**TASK PROMPT**
Every record must be repeated exactly; omit any pictures they contain.

*** INPUT RECORDS Section Begins ***

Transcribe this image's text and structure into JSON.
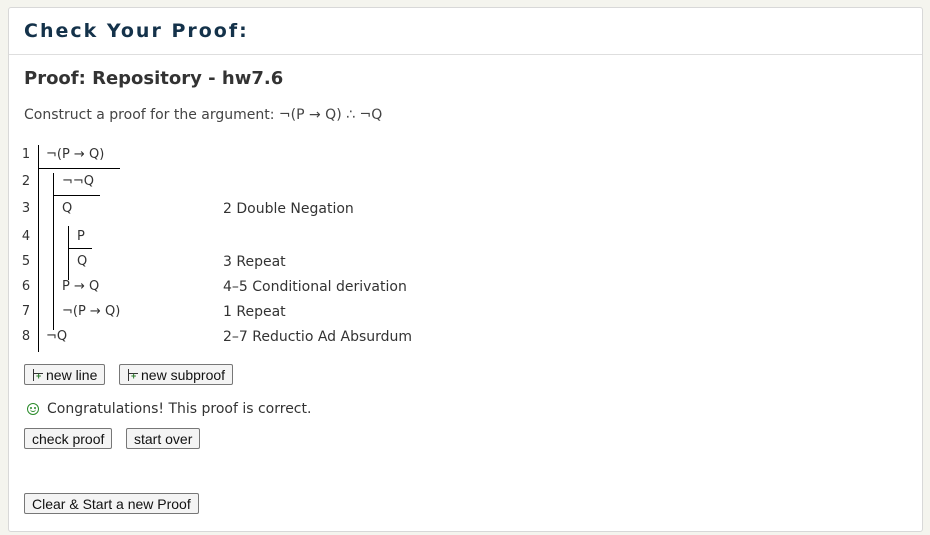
{
  "header": {
    "title": "Check Your Proof:"
  },
  "proof": {
    "title": "Proof: Repository - hw7.6",
    "instruction_prefix": "Construct a proof for the argument: ",
    "instruction_formula": "¬(P → Q) ∴ ¬Q",
    "lines": [
      {
        "no": "1",
        "formula": "¬(P → Q)",
        "justification": ""
      },
      {
        "no": "2",
        "formula": "¬¬Q",
        "justification": ""
      },
      {
        "no": "3",
        "formula": "Q",
        "justification": "2 Double Negation"
      },
      {
        "no": "4",
        "formula": "P",
        "justification": ""
      },
      {
        "no": "5",
        "formula": "Q",
        "justification": "3 Repeat"
      },
      {
        "no": "6",
        "formula": "P → Q",
        "justification": "4–5 Conditional derivation"
      },
      {
        "no": "7",
        "formula": "¬(P → Q)",
        "justification": "1 Repeat"
      },
      {
        "no": "8",
        "formula": "¬Q",
        "justification": "2–7 Reductio Ad Absurdum"
      }
    ]
  },
  "buttons": {
    "new_line": "new line",
    "new_subproof": "new subproof",
    "check_proof": "check proof",
    "start_over": "start over",
    "clear_new": "Clear & Start a new Proof"
  },
  "status": {
    "message": "Congratulations! This proof is correct."
  },
  "colors": {
    "header_text": "#14324a",
    "success": "#2a8a2a",
    "page_bg": "#f4f4ee"
  }
}
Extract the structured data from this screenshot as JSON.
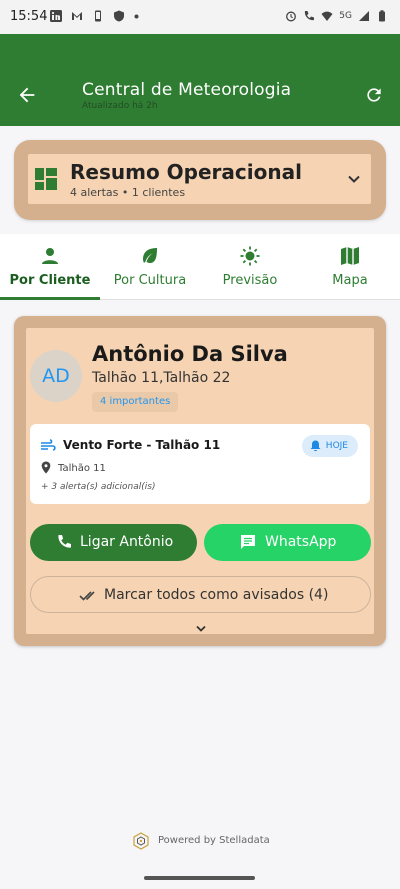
{
  "status_bar": {
    "time": "15:54",
    "network_label": "5G",
    "icons": [
      "linkedin-icon",
      "gmail-icon",
      "phone-icon",
      "shield-icon",
      "dot-icon",
      "alarm-icon",
      "call-icon",
      "wifi-icon",
      "signal-icon",
      "battery-icon"
    ]
  },
  "app_bar": {
    "title": "Central de Meteorologia",
    "subtitle": "Atualizado há 2h",
    "back_icon": "arrow-back-icon",
    "refresh_icon": "refresh-icon",
    "color": "#2e7d32"
  },
  "summary": {
    "title": "Resumo Operacional",
    "subtitle": "4 alertas • 1 clientes",
    "icon": "dashboard-icon"
  },
  "tabs": [
    {
      "label": "Por Cliente",
      "icon": "person-icon",
      "active": true
    },
    {
      "label": "Por Cultura",
      "icon": "leaf-icon",
      "active": false
    },
    {
      "label": "Previsão",
      "icon": "sun-icon",
      "active": false
    },
    {
      "label": "Mapa",
      "icon": "map-icon",
      "active": false
    }
  ],
  "client": {
    "initials": "AD",
    "name": "Antônio Da Silva",
    "plots": "Talhão 11,Talhão 22",
    "badge": "4 importantes",
    "alert": {
      "title": "Vento Forte - Talhão 11",
      "tag": "HOJE",
      "location": "Talhão 11",
      "more": "+ 3 alerta(s) adicional(is)"
    },
    "call_label": "Ligar Antônio",
    "whatsapp_label": "WhatsApp",
    "mark_all_label": "Marcar todos como avisados (4)"
  },
  "footer": {
    "powered": "Powered by Stelladata"
  },
  "colors": {
    "primary": "#2e7d32",
    "whatsapp": "#25d366",
    "card_border": "#d4b08f",
    "card_fill": "#f6d4b3",
    "accent_blue": "#2196f3"
  }
}
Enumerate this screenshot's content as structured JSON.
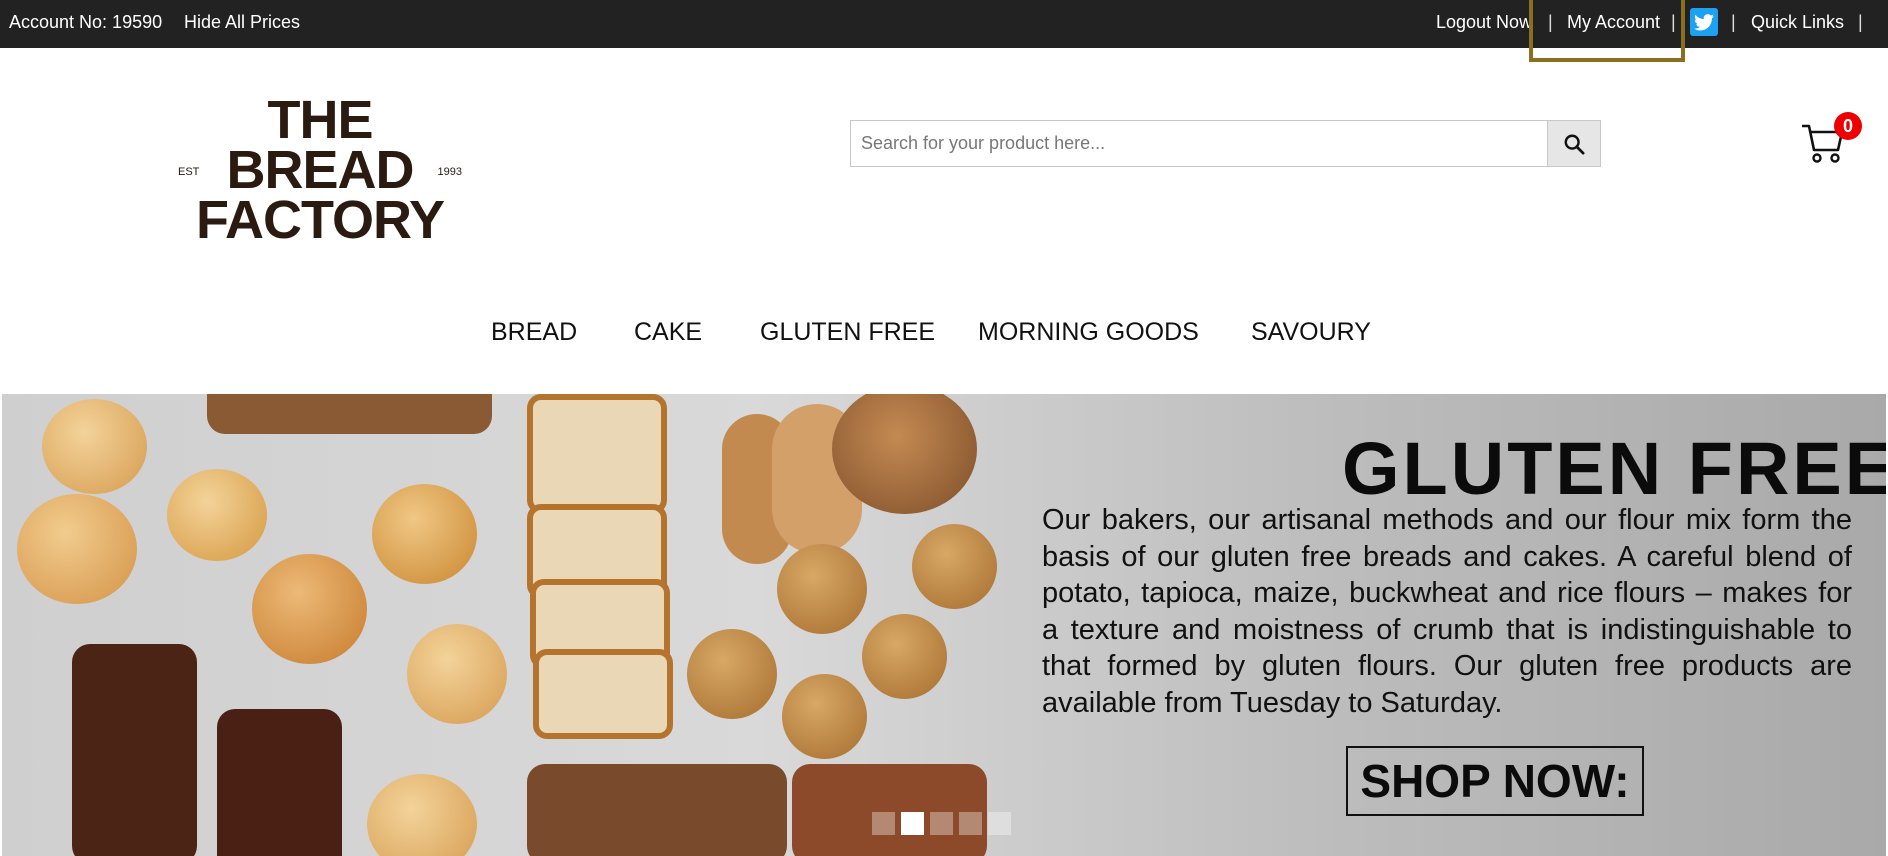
{
  "topbar": {
    "account_no": "Account No: 19590",
    "hide_prices": "Hide All Prices",
    "logout": "Logout Now",
    "my_account": "My Account",
    "quick_links": "Quick Links",
    "separator": "|",
    "twitter_icon": "twitter-icon"
  },
  "logo": {
    "line1": "THE",
    "line2": "BREAD",
    "line3": "FACTORY",
    "est": "EST",
    "year": "1993"
  },
  "search": {
    "placeholder": "Search for your product here...",
    "icon": "search-icon"
  },
  "cart": {
    "count": "0",
    "icon": "cart-icon"
  },
  "nav": {
    "items": [
      "BREAD",
      "CAKE",
      "GLUTEN FREE",
      "MORNING GOODS",
      "SAVOURY"
    ]
  },
  "hero": {
    "title": "GLUTEN FREE",
    "body": "Our bakers, our artisanal methods and our flour mix form the basis of our gluten free breads and cakes. A careful blend of potato, tapioca, maize, buckwheat and rice flours – makes for a texture and moistness of crumb that is indistinguishable to that formed by gluten flours. Our gluten free products are available from Tuesday to Saturday.",
    "cta": "SHOP NOW:",
    "slides_total": 5,
    "active_slide": 2
  },
  "colors": {
    "topbar_bg": "#222222",
    "focus_outline": "#8b6f1f",
    "badge": "#ee0000",
    "twitter": "#1da1f2"
  }
}
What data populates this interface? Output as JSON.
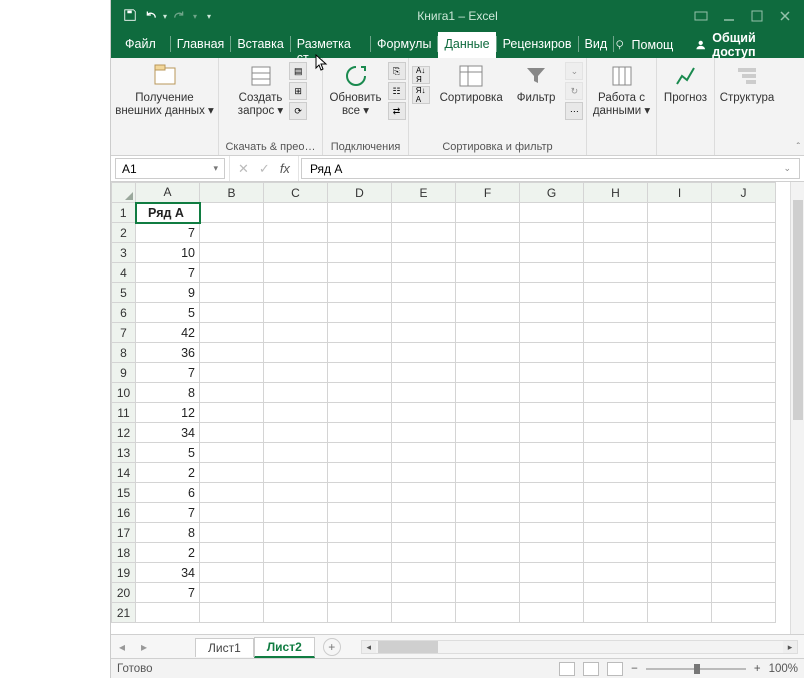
{
  "title": "Книга1 – Excel",
  "qat": {
    "save": "save-icon",
    "undo": "undo-icon",
    "redo": "redo-icon"
  },
  "tabs": {
    "file": "Файл",
    "home": "Главная",
    "insert": "Вставка",
    "layout": "Разметка ст",
    "formulas": "Формулы",
    "data": "Данные",
    "review": "Рецензиров",
    "view": "Вид",
    "help": "Помощ",
    "share": "Общий доступ"
  },
  "ribbon": {
    "ext": {
      "btn": "Получение\nвнешних данных ▾",
      "label": ""
    },
    "query": {
      "btn": "Создать\nзапрос ▾",
      "label": "Скачать & прео…"
    },
    "refresh": {
      "btn": "Обновить\nвсе ▾",
      "label": "Подключения"
    },
    "sort": {
      "btnA": "А↓\nЯ",
      "btnSort": "Сортировка"
    },
    "filter": {
      "btn": "Фильтр",
      "label": "Сортировка и фильтр"
    },
    "datawork": {
      "btn": "Работа с\nданными ▾"
    },
    "forecast": {
      "btn": "Прогноз"
    },
    "outline": {
      "btn": "Структура"
    }
  },
  "namebox": "A1",
  "formula": "Ряд А",
  "columns": [
    "A",
    "B",
    "C",
    "D",
    "E",
    "F",
    "G",
    "H",
    "I",
    "J"
  ],
  "rows": [
    {
      "n": 1,
      "a": "Ряд А",
      "bold": true,
      "sel": true
    },
    {
      "n": 2,
      "a": "7"
    },
    {
      "n": 3,
      "a": "10"
    },
    {
      "n": 4,
      "a": "7"
    },
    {
      "n": 5,
      "a": "9"
    },
    {
      "n": 6,
      "a": "5"
    },
    {
      "n": 7,
      "a": "42"
    },
    {
      "n": 8,
      "a": "36"
    },
    {
      "n": 9,
      "a": "7"
    },
    {
      "n": 10,
      "a": "8"
    },
    {
      "n": 11,
      "a": "12"
    },
    {
      "n": 12,
      "a": "34"
    },
    {
      "n": 13,
      "a": "5"
    },
    {
      "n": 14,
      "a": "2"
    },
    {
      "n": 15,
      "a": "6"
    },
    {
      "n": 16,
      "a": "7"
    },
    {
      "n": 17,
      "a": "8"
    },
    {
      "n": 18,
      "a": "2"
    },
    {
      "n": 19,
      "a": "34"
    },
    {
      "n": 20,
      "a": "7"
    },
    {
      "n": 21,
      "a": ""
    }
  ],
  "sheets": {
    "s1": "Лист1",
    "s2": "Лист2"
  },
  "status": {
    "ready": "Готово",
    "zoom": "100%"
  }
}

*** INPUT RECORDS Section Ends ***

**YOUR RESPONSE**
Transcribe this image's text and structure into JSON.
{
  "header": {
    "title": "Check Your Proof:"
  },
  "proof": {
    "title": "Proof: Repository - hw7.6",
    "instruction_prefix": "Construct a proof for the argument: ",
    "instruction_formula": "¬(P → Q) ∴ ¬Q",
    "lines": [
      {
        "no": "1",
        "formula": "¬(P → Q)",
        "justification": ""
      },
      {
        "no": "2",
        "formula": "¬¬Q",
        "justification": ""
      },
      {
        "no": "3",
        "formula": "Q",
        "justification": "2 Double Negation"
      },
      {
        "no": "4",
        "formula": "P",
        "justification": ""
      },
      {
        "no": "5",
        "formula": "Q",
        "justification": "3 Repeat"
      },
      {
        "no": "6",
        "formula": "P → Q",
        "justification": "4–5 Conditional derivation"
      },
      {
        "no": "7",
        "formula": "¬(P → Q)",
        "justification": "1 Repeat"
      },
      {
        "no": "8",
        "formula": "¬Q",
        "justification": "2–7 Reductio Ad Absurdum"
      }
    ]
  },
  "buttons": {
    "new_line": "new line",
    "new_subproof": "new subproof",
    "check_proof": "check proof",
    "start_over": "start over",
    "clear_new": "Clear & Start a new Proof"
  },
  "status": {
    "message": "Congratulations! This proof is correct."
  },
  "colors": {
    "header_text": "#14324a",
    "success": "#2a8a2a",
    "page_bg": "#f4f4ee"
  }
}
Extract the structured data from this screenshot as JSON.
{
  "status_bar": {
    "time": "15:54",
    "network_label": "5G",
    "icons": [
      "linkedin-icon",
      "gmail-icon",
      "phone-icon",
      "shield-icon",
      "dot-icon",
      "alarm-icon",
      "call-icon",
      "wifi-icon",
      "signal-icon",
      "battery-icon"
    ]
  },
  "app_bar": {
    "title": "Central de Meteorologia",
    "subtitle": "Atualizado há 2h",
    "back_icon": "arrow-back-icon",
    "refresh_icon": "refresh-icon",
    "color": "#2e7d32"
  },
  "summary": {
    "title": "Resumo Operacional",
    "subtitle": "4 alertas • 1 clientes",
    "icon": "dashboard-icon"
  },
  "tabs": [
    {
      "label": "Por Cliente",
      "icon": "person-icon",
      "active": true
    },
    {
      "label": "Por Cultura",
      "icon": "leaf-icon",
      "active": false
    },
    {
      "label": "Previsão",
      "icon": "sun-icon",
      "active": false
    },
    {
      "label": "Mapa",
      "icon": "map-icon",
      "active": false
    }
  ],
  "client": {
    "initials": "AD",
    "name": "Antônio Da Silva",
    "plots": "Talhão 11,Talhão 22",
    "badge": "4 importantes",
    "alert": {
      "title": "Vento Forte - Talhão 11",
      "tag": "HOJE",
      "location": "Talhão 11",
      "more": "+ 3 alerta(s) adicional(is)"
    },
    "call_label": "Ligar Antônio",
    "whatsapp_label": "WhatsApp",
    "mark_all_label": "Marcar todos como avisados (4)"
  },
  "footer": {
    "powered": "Powered by Stelladata"
  },
  "colors": {
    "primary": "#2e7d32",
    "whatsapp": "#25d366",
    "card_border": "#d4b08f",
    "card_fill": "#f6d4b3",
    "accent_blue": "#2196f3"
  }
}
Enumerate this screenshot's content as structured JSON.
{
  "topbar": {
    "account_no": "Account No: 19590",
    "hide_prices": "Hide All Prices",
    "logout": "Logout Now",
    "my_account": "My Account",
    "quick_links": "Quick Links",
    "separator": "|",
    "twitter_icon": "twitter-icon"
  },
  "logo": {
    "line1": "THE",
    "line2": "BREAD",
    "line3": "FACTORY",
    "est": "EST",
    "year": "1993"
  },
  "search": {
    "placeholder": "Search for your product here...",
    "icon": "search-icon"
  },
  "cart": {
    "count": "0",
    "icon": "cart-icon"
  },
  "nav": {
    "items": [
      "BREAD",
      "CAKE",
      "GLUTEN FREE",
      "MORNING GOODS",
      "SAVOURY"
    ]
  },
  "hero": {
    "title": "GLUTEN FREE",
    "body": "Our bakers, our artisanal methods and our flour mix form the basis of our gluten free breads and cakes. A careful blend of potato, tapioca, maize, buckwheat and rice flours – makes for a texture and moistness of crumb that is indistinguishable to that formed by gluten flours. Our gluten free products are available from Tuesday to Saturday.",
    "cta": "SHOP NOW:",
    "slides_total": 5,
    "active_slide": 2
  },
  "colors": {
    "topbar_bg": "#222222",
    "focus_outline": "#8b6f1f",
    "badge": "#ee0000",
    "twitter": "#1da1f2"
  }
}
What data populates this interface? Output as JSON.
{
  "title": "Книга1 – Excel",
  "qat": {
    "save": "save-icon",
    "undo": "undo-icon",
    "redo": "redo-icon"
  },
  "tabs": {
    "file": "Файл",
    "home": "Главная",
    "insert": "Вставка",
    "layout": "Разметка ст",
    "formulas": "Формулы",
    "data": "Данные",
    "review": "Рецензиров",
    "view": "Вид",
    "help": "Помощ",
    "share": "Общий доступ"
  },
  "ribbon": {
    "ext": {
      "btn": "Получение\nвнешних данных ▾",
      "label": ""
    },
    "query": {
      "btn": "Создать\nзапрос ▾",
      "label": "Скачать & прео…"
    },
    "refresh": {
      "btn": "Обновить\nвсе ▾",
      "label": "Подключения"
    },
    "sort": {
      "btnA": "А↓\nЯ",
      "btnSort": "Сортировка"
    },
    "filter": {
      "btn": "Фильтр",
      "label": "Сортировка и фильтр"
    },
    "datawork": {
      "btn": "Работа с\nданными ▾"
    },
    "forecast": {
      "btn": "Прогноз"
    },
    "outline": {
      "btn": "Структура"
    }
  },
  "namebox": "A1",
  "formula": "Ряд А",
  "columns": [
    "A",
    "B",
    "C",
    "D",
    "E",
    "F",
    "G",
    "H",
    "I",
    "J"
  ],
  "rows": [
    {
      "n": 1,
      "a": "Ряд А",
      "bold": true,
      "sel": true
    },
    {
      "n": 2,
      "a": "7"
    },
    {
      "n": 3,
      "a": "10"
    },
    {
      "n": 4,
      "a": "7"
    },
    {
      "n": 5,
      "a": "9"
    },
    {
      "n": 6,
      "a": "5"
    },
    {
      "n": 7,
      "a": "42"
    },
    {
      "n": 8,
      "a": "36"
    },
    {
      "n": 9,
      "a": "7"
    },
    {
      "n": 10,
      "a": "8"
    },
    {
      "n": 11,
      "a": "12"
    },
    {
      "n": 12,
      "a": "34"
    },
    {
      "n": 13,
      "a": "5"
    },
    {
      "n": 14,
      "a": "2"
    },
    {
      "n": 15,
      "a": "6"
    },
    {
      "n": 16,
      "a": "7"
    },
    {
      "n": 17,
      "a": "8"
    },
    {
      "n": 18,
      "a": "2"
    },
    {
      "n": 19,
      "a": "34"
    },
    {
      "n": 20,
      "a": "7"
    },
    {
      "n": 21,
      "a": ""
    }
  ],
  "sheets": {
    "s1": "Лист1",
    "s2": "Лист2"
  },
  "status": {
    "ready": "Готово",
    "zoom": "100%"
  }
}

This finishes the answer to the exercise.